**Dataset rows for apps and sites:**
++++++
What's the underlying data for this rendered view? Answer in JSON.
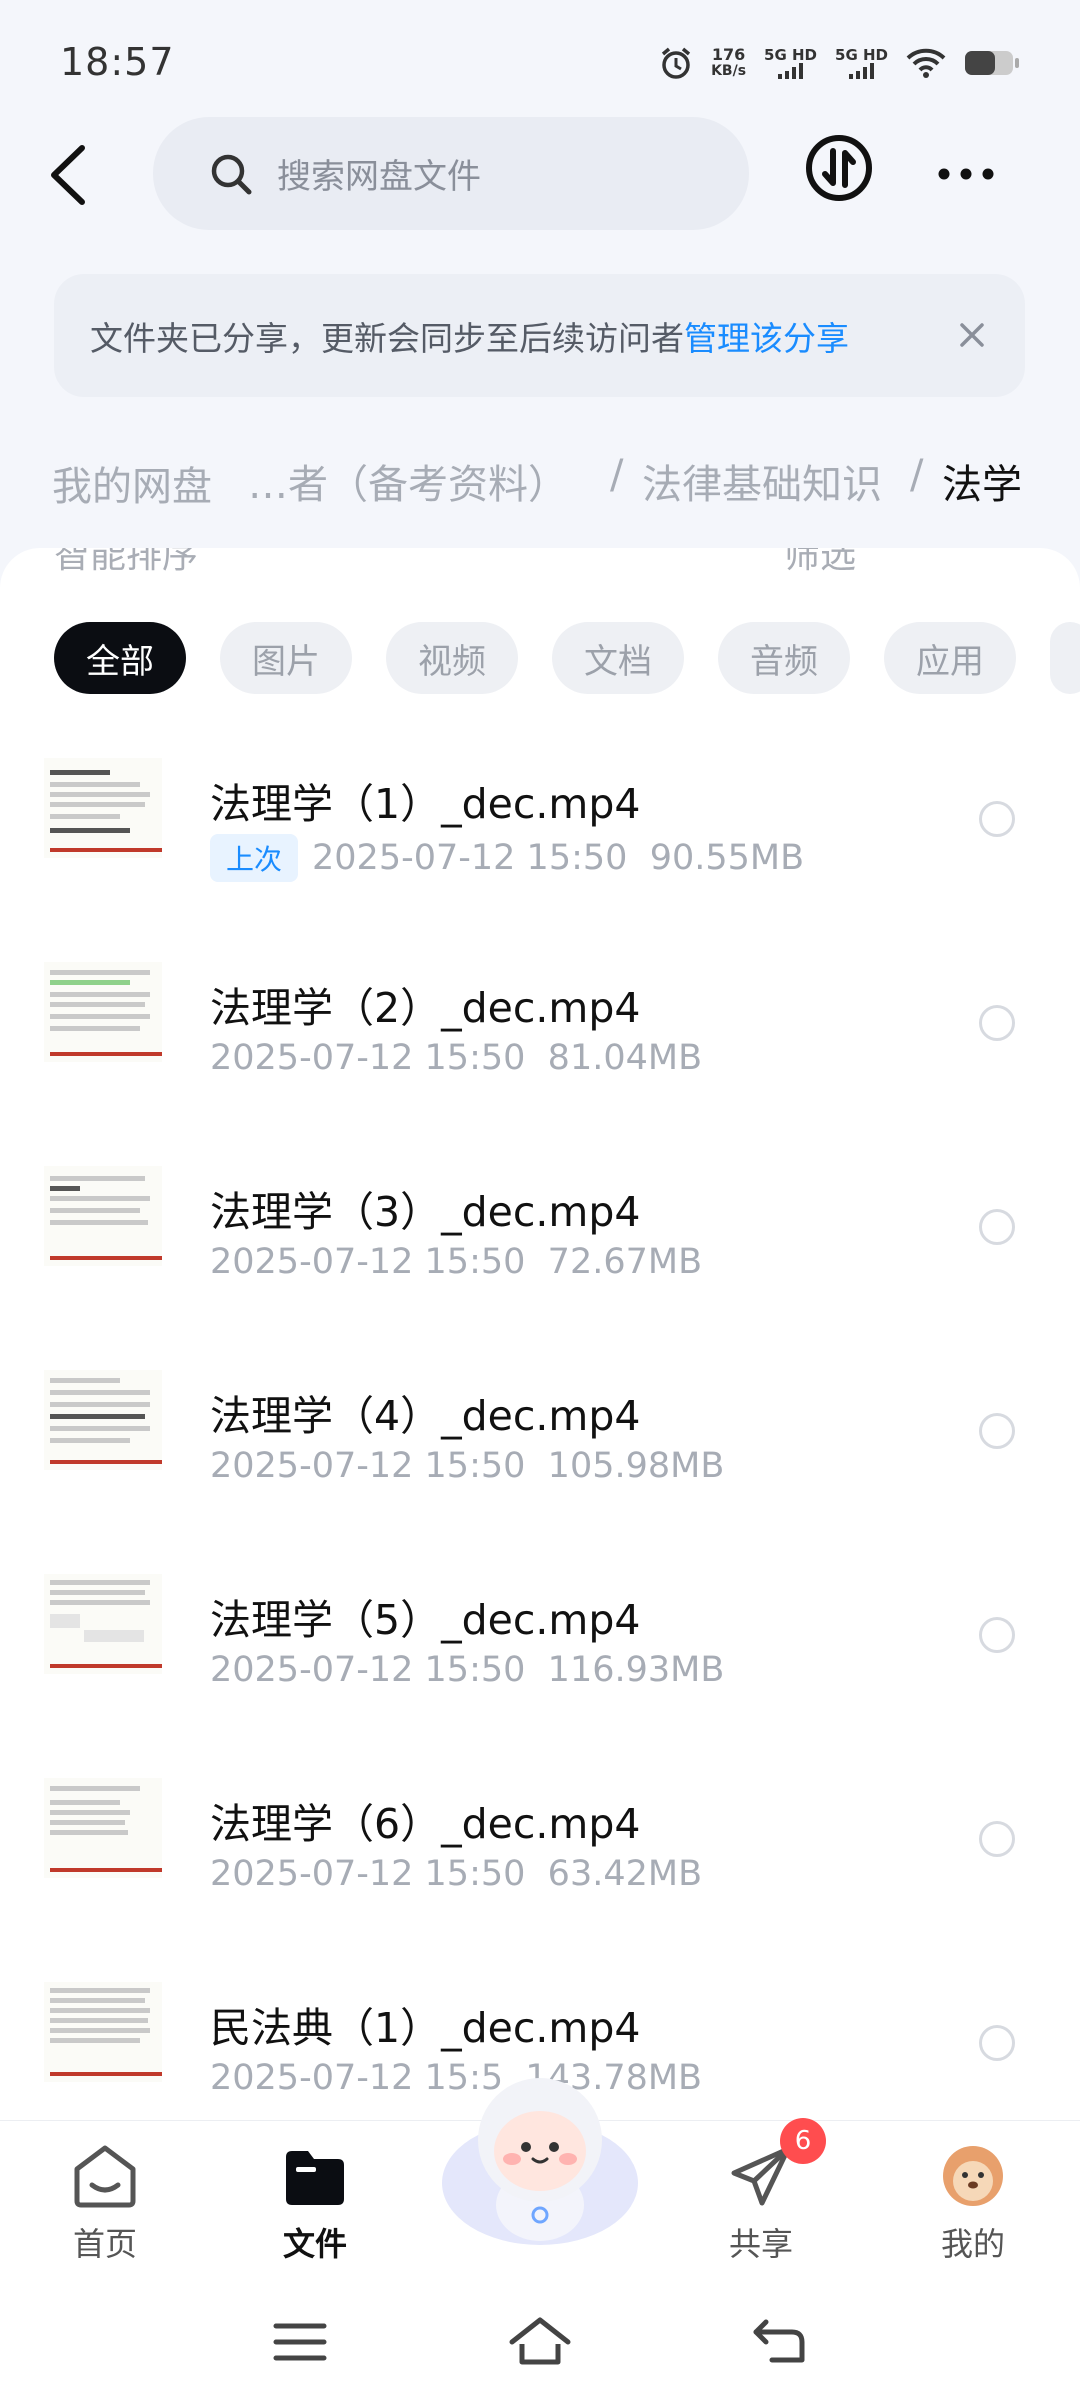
{
  "status_bar": {
    "time": "18:57",
    "net_speed_value": "176",
    "net_speed_unit": "KB/s",
    "sim1": "5G HD",
    "sim2": "5G HD"
  },
  "search": {
    "placeholder": "搜索网盘文件"
  },
  "banner": {
    "text": "文件夹已分享，更新会同步至后续访问者",
    "link": "管理该分享"
  },
  "breadcrumb": {
    "home": "我的网盘",
    "middle": "…者（备考资料）",
    "sep1": "/",
    "parent": "法律基础知识",
    "sep2": "/",
    "current": "法学"
  },
  "sort_bar": {
    "sort_label": "智能排序",
    "filter_label": "筛选"
  },
  "chips": [
    "全部",
    "图片",
    "视频",
    "文档",
    "音频",
    "应用"
  ],
  "files": [
    {
      "name": "法理学（1）_dec.mp4",
      "tag": "上次",
      "date": "2025-07-12  15:50",
      "size": "90.55MB"
    },
    {
      "name": "法理学（2）_dec.mp4",
      "tag": "",
      "date": "2025-07-12  15:50",
      "size": "81.04MB"
    },
    {
      "name": "法理学（3）_dec.mp4",
      "tag": "",
      "date": "2025-07-12  15:50",
      "size": "72.67MB"
    },
    {
      "name": "法理学（4）_dec.mp4",
      "tag": "",
      "date": "2025-07-12  15:50",
      "size": "105.98MB"
    },
    {
      "name": "法理学（5）_dec.mp4",
      "tag": "",
      "date": "2025-07-12  15:50",
      "size": "116.93MB"
    },
    {
      "name": "法理学（6）_dec.mp4",
      "tag": "",
      "date": "2025-07-12  15:50",
      "size": "63.42MB"
    },
    {
      "name": "民法典（1）_dec.mp4",
      "tag": "",
      "date": "2025-07-12  15:5",
      "size": "143.78MB"
    }
  ],
  "bottom_nav": {
    "home": "首页",
    "files": "文件",
    "share": "共享",
    "share_badge": "6",
    "me": "我的"
  },
  "colors": {
    "accent": "#1a8cff",
    "active_chip": "#0b0d12",
    "badge": "#ff4d4f"
  }
}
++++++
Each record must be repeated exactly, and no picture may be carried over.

What's the underlying data for this rendered view? Answer in JSON.
{
  "status_bar": {
    "time": "18:57",
    "net_speed_value": "176",
    "net_speed_unit": "KB/s",
    "sim1": "5G HD",
    "sim2": "5G HD"
  },
  "search": {
    "placeholder": "搜索网盘文件"
  },
  "banner": {
    "text": "文件夹已分享，更新会同步至后续访问者",
    "link": "管理该分享"
  },
  "breadcrumb": {
    "home": "我的网盘",
    "middle": "…者（备考资料）",
    "sep1": "/",
    "parent": "法律基础知识",
    "sep2": "/",
    "current": "法学"
  },
  "sort_bar": {
    "sort_label": "智能排序",
    "filter_label": "筛选"
  },
  "chips": [
    "全部",
    "图片",
    "视频",
    "文档",
    "音频",
    "应用"
  ],
  "files": [
    {
      "name": "法理学（1）_dec.mp4",
      "tag": "上次",
      "date": "2025-07-12  15:50",
      "size": "90.55MB"
    },
    {
      "name": "法理学（2）_dec.mp4",
      "tag": "",
      "date": "2025-07-12  15:50",
      "size": "81.04MB"
    },
    {
      "name": "法理学（3）_dec.mp4",
      "tag": "",
      "date": "2025-07-12  15:50",
      "size": "72.67MB"
    },
    {
      "name": "法理学（4）_dec.mp4",
      "tag": "",
      "date": "2025-07-12  15:50",
      "size": "105.98MB"
    },
    {
      "name": "法理学（5）_dec.mp4",
      "tag": "",
      "date": "2025-07-12  15:50",
      "size": "116.93MB"
    },
    {
      "name": "法理学（6）_dec.mp4",
      "tag": "",
      "date": "2025-07-12  15:50",
      "size": "63.42MB"
    },
    {
      "name": "民法典（1）_dec.mp4",
      "tag": "",
      "date": "2025-07-12  15:5",
      "size": "143.78MB"
    }
  ],
  "bottom_nav": {
    "home": "首页",
    "files": "文件",
    "share": "共享",
    "share_badge": "6",
    "me": "我的"
  },
  "colors": {
    "accent": "#1a8cff",
    "active_chip": "#0b0d12",
    "badge": "#ff4d4f"
  }
}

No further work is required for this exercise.